June 2005: Toyota hires outside firm Quinn Emanuel Urquhart & Sullivan to defend it against the Greenberg suit; an engagement letter notes that “you will learn that the transmission and computer system in the ES 300 and ES 330 involve a tortured history of customer complaints and numerous counter measure to address customer dissatisfaction between 2002 and the present time.”
July 2005: The Toyota database notes 211 buybacks of ES 300 and ES 330 sedans to date; Greenberg rejects a settlement offer. The plaintiff also rejected a prior buyback offer.

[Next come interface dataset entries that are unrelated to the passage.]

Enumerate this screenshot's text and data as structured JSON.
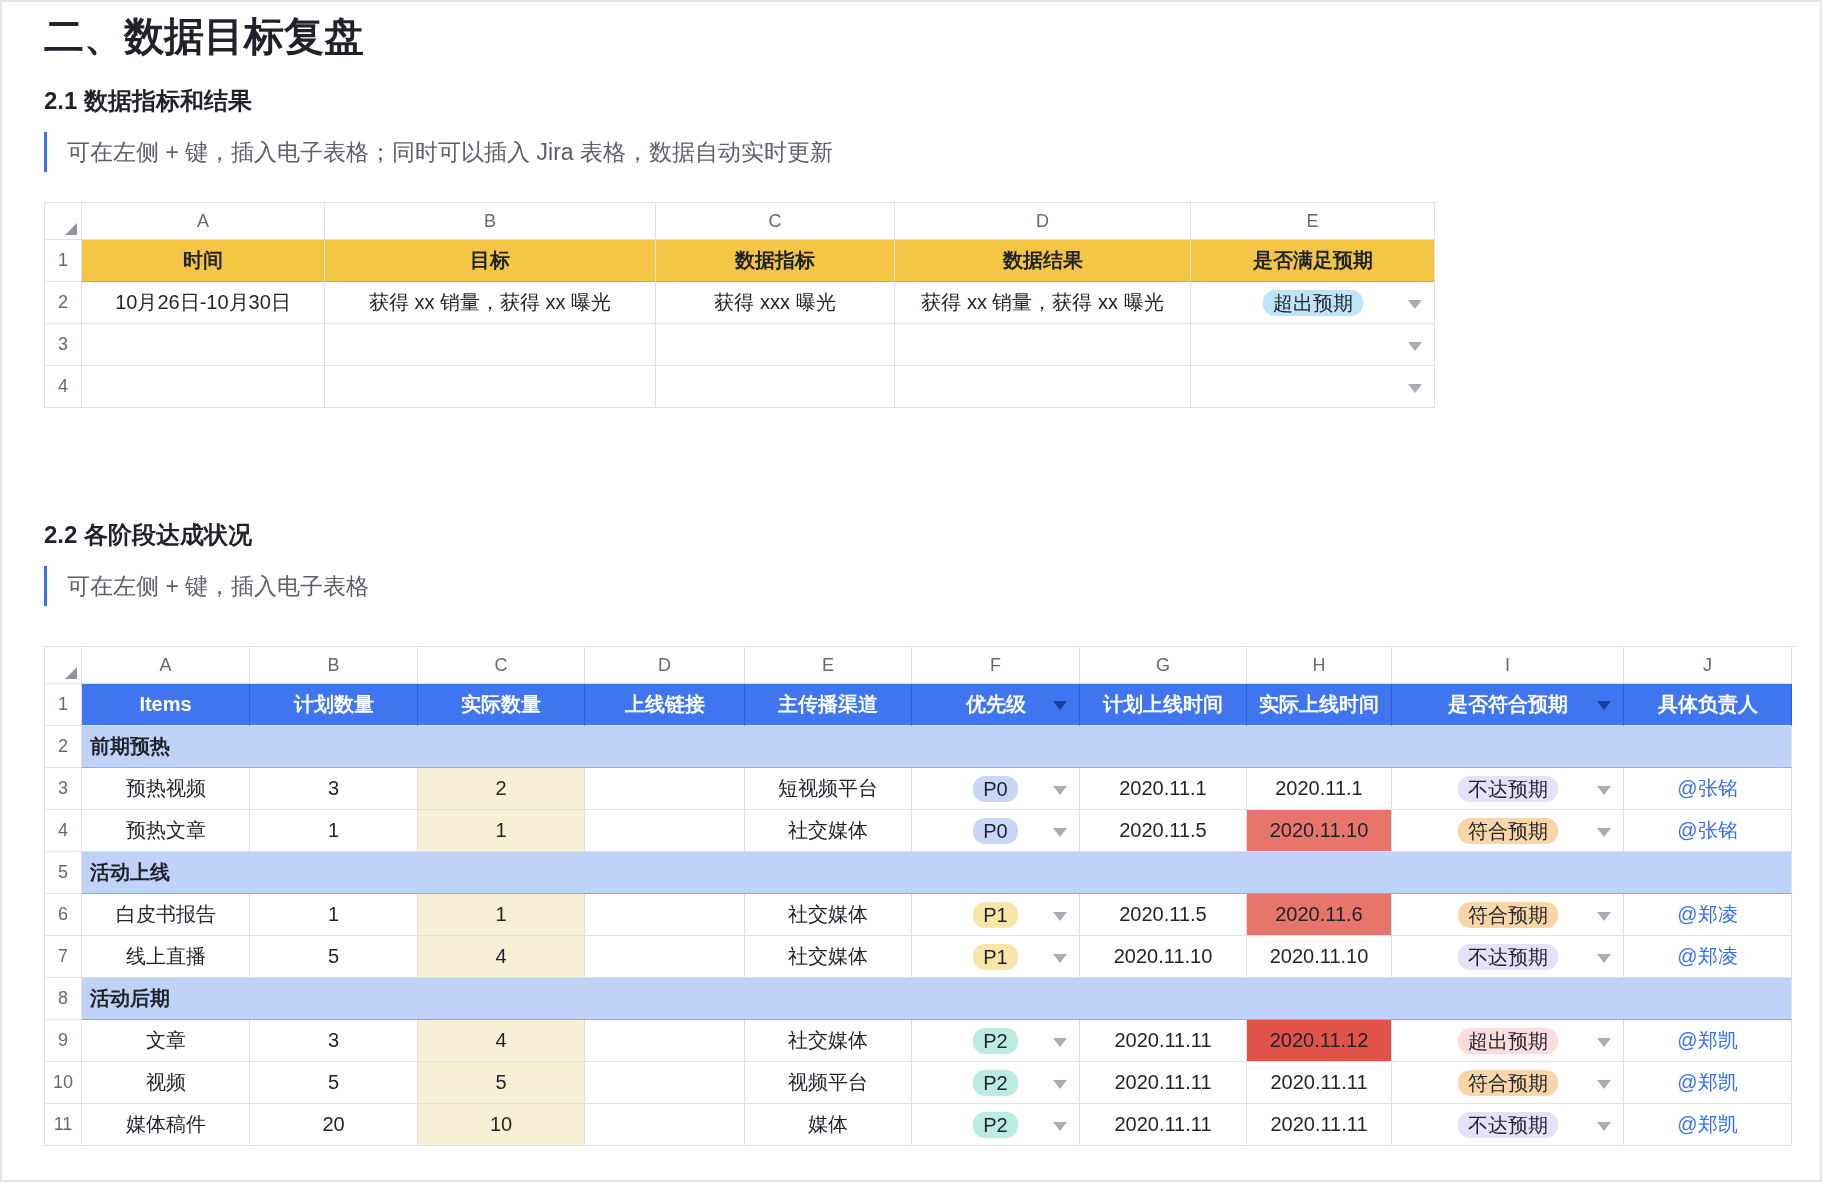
{
  "title": "二、数据目标复盘",
  "section_1": {
    "heading": "2.1 数据指标和结果",
    "note": "可在左侧 + 键，插入电子表格；同时可以插入 Jira 表格，数据自动实时更新",
    "sheet": {
      "column_letters": [
        "A",
        "B",
        "C",
        "D",
        "E"
      ],
      "header": {
        "row_number": "1",
        "labels": [
          "时间",
          "目标",
          "数据指标",
          "数据结果",
          "是否满足预期"
        ]
      },
      "rows": [
        {
          "row_number": "2",
          "time": "10月26日-10月30日",
          "target": "获得 xx 销量，获得 xx 曝光",
          "metric": "获得 xxx 曝光",
          "result": "获得 xx 销量，获得 xx 曝光",
          "status": {
            "text": "超出预期",
            "color": "#bfe3f7"
          }
        },
        {
          "row_number": "3"
        },
        {
          "row_number": "4"
        }
      ]
    }
  },
  "section_2": {
    "heading": "2.2 各阶段达成状况",
    "note": "可在左侧 + 键，插入电子表格",
    "sheet": {
      "column_letters": [
        "A",
        "B",
        "C",
        "D",
        "E",
        "F",
        "G",
        "H",
        "I",
        "J"
      ],
      "header": {
        "row_number": "1",
        "labels": [
          {
            "text": "Items",
            "filter": false
          },
          {
            "text": "计划数量",
            "filter": false
          },
          {
            "text": "实际数量",
            "filter": false
          },
          {
            "text": "上线链接",
            "filter": false
          },
          {
            "text": "主传播渠道",
            "filter": false
          },
          {
            "text": "优先级",
            "filter": true
          },
          {
            "text": "计划上线时间",
            "filter": false
          },
          {
            "text": "实际上线时间",
            "filter": false
          },
          {
            "text": "是否符合预期",
            "filter": true
          },
          {
            "text": "具体负责人",
            "filter": false
          }
        ]
      },
      "rows": [
        {
          "kind": "group",
          "row_number": "2",
          "label": "前期预热"
        },
        {
          "kind": "item",
          "row_number": "3",
          "name": "预热视频",
          "planned": "3",
          "actual": "2",
          "channel": "短视频平台",
          "priority": {
            "text": "P0",
            "color": "#c9d6f7"
          },
          "planned_date": "2020.11.1",
          "actual_date": {
            "text": "2020.11.1"
          },
          "status": {
            "text": "不达预期",
            "color": "#e6e1f8"
          },
          "owner": "@张铭"
        },
        {
          "kind": "item",
          "row_number": "4",
          "name": "预热文章",
          "planned": "1",
          "actual": "1",
          "channel": "社交媒体",
          "priority": {
            "text": "P0",
            "color": "#c9d6f7"
          },
          "planned_date": "2020.11.5",
          "actual_date": {
            "text": "2020.11.10",
            "color": "#e8756b"
          },
          "status": {
            "text": "符合预期",
            "color": "#f8d6a8"
          },
          "owner": "@张铭"
        },
        {
          "kind": "group",
          "row_number": "5",
          "label": "活动上线"
        },
        {
          "kind": "item",
          "row_number": "6",
          "name": "白皮书报告",
          "planned": "1",
          "actual": "1",
          "channel": "社交媒体",
          "priority": {
            "text": "P1",
            "color": "#f8e6a8"
          },
          "planned_date": "2020.11.5",
          "actual_date": {
            "text": "2020.11.6",
            "color": "#e8756b"
          },
          "status": {
            "text": "符合预期",
            "color": "#f8d6a8"
          },
          "owner": "@郑凌"
        },
        {
          "kind": "item",
          "row_number": "7",
          "name": "线上直播",
          "planned": "5",
          "actual": "4",
          "channel": "社交媒体",
          "priority": {
            "text": "P1",
            "color": "#f8e6a8"
          },
          "planned_date": "2020.11.10",
          "actual_date": {
            "text": "2020.11.10"
          },
          "status": {
            "text": "不达预期",
            "color": "#e6e1f8"
          },
          "owner": "@郑凌"
        },
        {
          "kind": "group",
          "row_number": "8",
          "label": "活动后期"
        },
        {
          "kind": "item",
          "row_number": "9",
          "name": "文章",
          "planned": "3",
          "actual": "4",
          "channel": "社交媒体",
          "priority": {
            "text": "P2",
            "color": "#bcece1"
          },
          "planned_date": "2020.11.11",
          "actual_date": {
            "text": "2020.11.12",
            "color": "#e0524a"
          },
          "status": {
            "text": "超出预期",
            "color": "#fbdddb"
          },
          "owner": "@郑凯"
        },
        {
          "kind": "item",
          "row_number": "10",
          "name": "视频",
          "planned": "5",
          "actual": "5",
          "channel": "视频平台",
          "priority": {
            "text": "P2",
            "color": "#bcece1"
          },
          "planned_date": "2020.11.11",
          "actual_date": {
            "text": "2020.11.11"
          },
          "status": {
            "text": "符合预期",
            "color": "#f8d6a8"
          },
          "owner": "@郑凯"
        },
        {
          "kind": "item",
          "row_number": "11",
          "name": "媒体稿件",
          "planned": "20",
          "actual": "10",
          "channel": "媒体",
          "priority": {
            "text": "P2",
            "color": "#bcece1"
          },
          "planned_date": "2020.11.11",
          "actual_date": {
            "text": "2020.11.11"
          },
          "status": {
            "text": "不达预期",
            "color": "#e6e1f8"
          },
          "owner": "@郑凯"
        }
      ]
    }
  }
}
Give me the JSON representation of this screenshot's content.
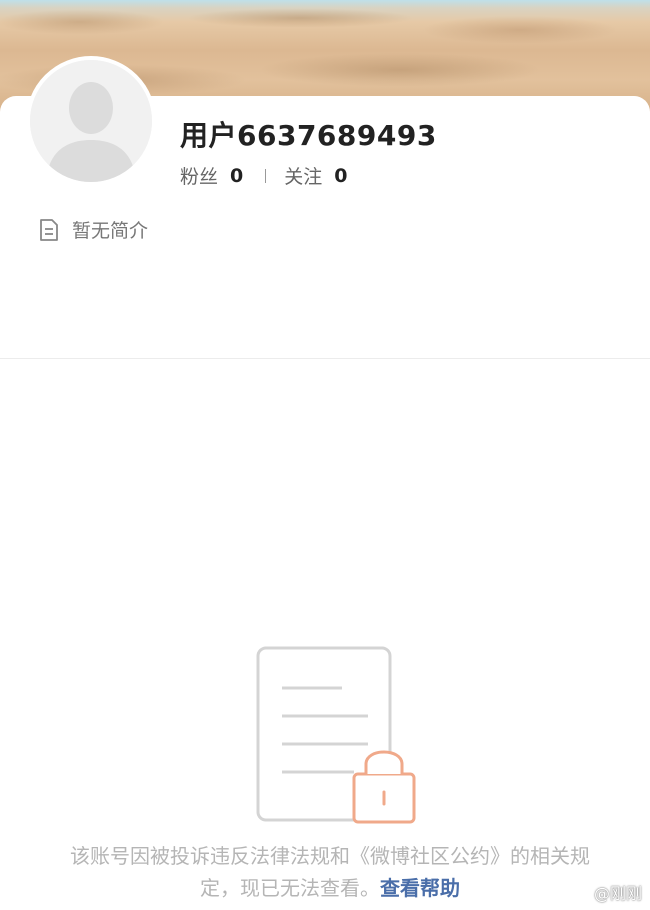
{
  "profile": {
    "username": "用户6637689493",
    "followers_label": "粉丝",
    "followers_count": "0",
    "following_label": "关注",
    "following_count": "0",
    "bio": "暂无简介"
  },
  "notice": {
    "text": "该账号因被投诉违反法律法规和《微博社区公约》的相关规定，现已无法查看。",
    "help_link": "查看帮助"
  },
  "watermark": "@刚刚",
  "icons": {
    "avatar": "default-avatar-icon",
    "bio": "document-icon",
    "empty": "locked-document-icon"
  },
  "colors": {
    "link": "#4a6ea9",
    "lock": "#f0a98a",
    "muted_text": "#b5b5b5"
  }
}
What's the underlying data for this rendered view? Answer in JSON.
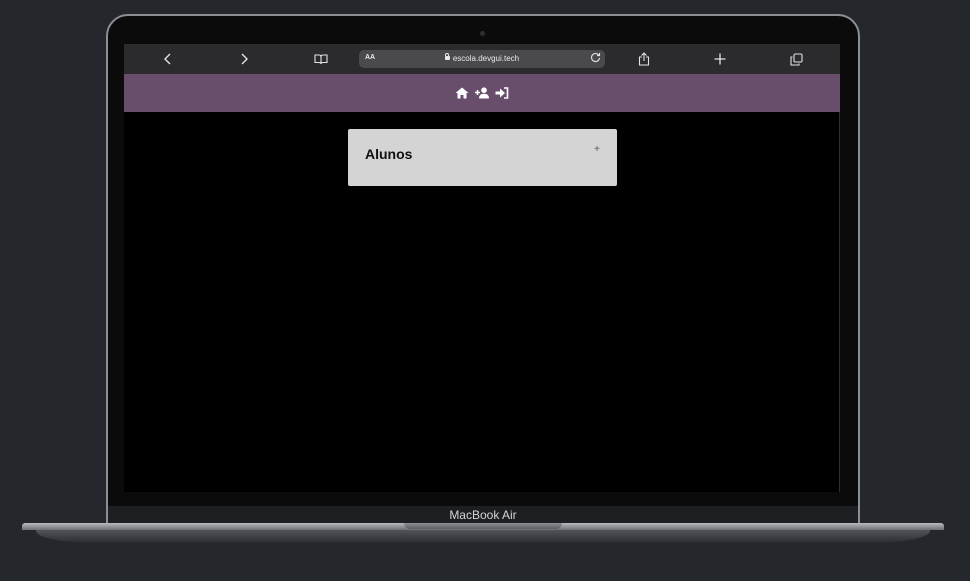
{
  "browser": {
    "aa_label": "AA",
    "url": "escola.devgui.tech"
  },
  "nav": {
    "icons": [
      "home-icon",
      "add-user-icon",
      "sign-in-icon"
    ]
  },
  "card": {
    "title": "Alunos",
    "add_label": "+"
  },
  "device": {
    "label": "MacBook Air"
  },
  "colors": {
    "nav_bg": "#684e6b",
    "card_bg": "#d4d4d4",
    "page_bg": "#000000",
    "browser_bar": "#2b2b2d"
  }
}
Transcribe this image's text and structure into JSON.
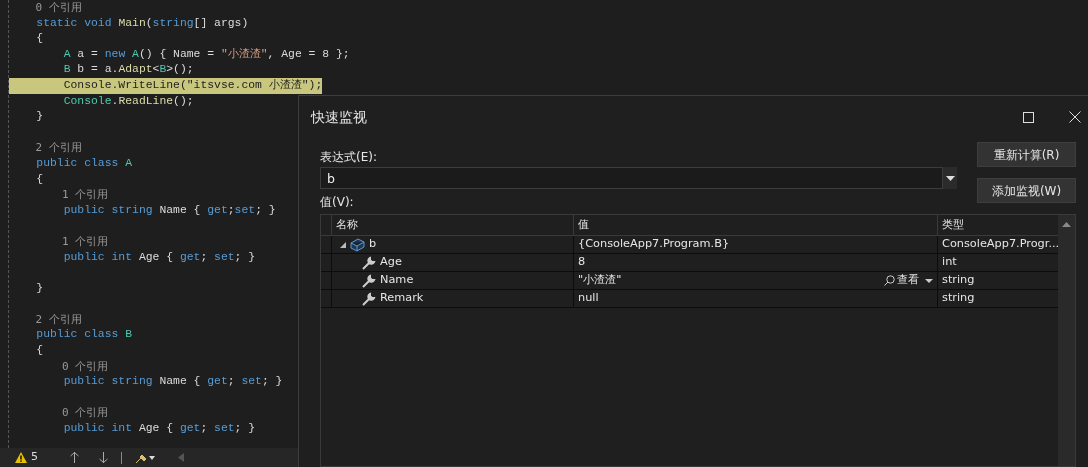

Aug. 2005: Bob Carter, then head of Lexus, recommends against notifying all Lexus ES owners of the latest software upgrade, suggesting that only the 3,000 who complained be informed.
Oct. 2005: Toyota hires Mattson and Sherrod, a jury consultancy, to prepare a defense strategy in the Greenberg case; company attorneys plead with executives not to “confuse this case with ‘sudden acceleration’ cases.”
Nov. 2005: Two Toyota engineers write that “hesitation” and “lurching” may be caused by the car having only three motor mounts rather than four and that software fixes will not remedy the issue.
Dec. 2005: Toyota attorneys visit the Toyota Technical Center in Ann Arbor, Mich., and discover a “small sack” of previously undiscovered documents that “can arguably be used to establish a negligence claim against” the company.
Jan. 2006: The Greenberg case is dismissed but is refiled two months later.
Feb. 2006: Quinn Emanuel submits a $1.6-million trial budget.
May 2006: The Greenberg case is again dismissed because it lacked federal jurisdiction.
Jan. 2010: Toyota announces a stop sale of eight models, triggering wider investigations into Toyota’s handling of safety-related issues.
Feb. 2010: Congress subpoenas documents held by former Toyota attorney Dimitrios Biller, including nearly 250 related to the Greenberg case.
April 2010: Regulators hit Toyota with a $16.4-million fine, the largest in automotive history, for delaying a safety recall.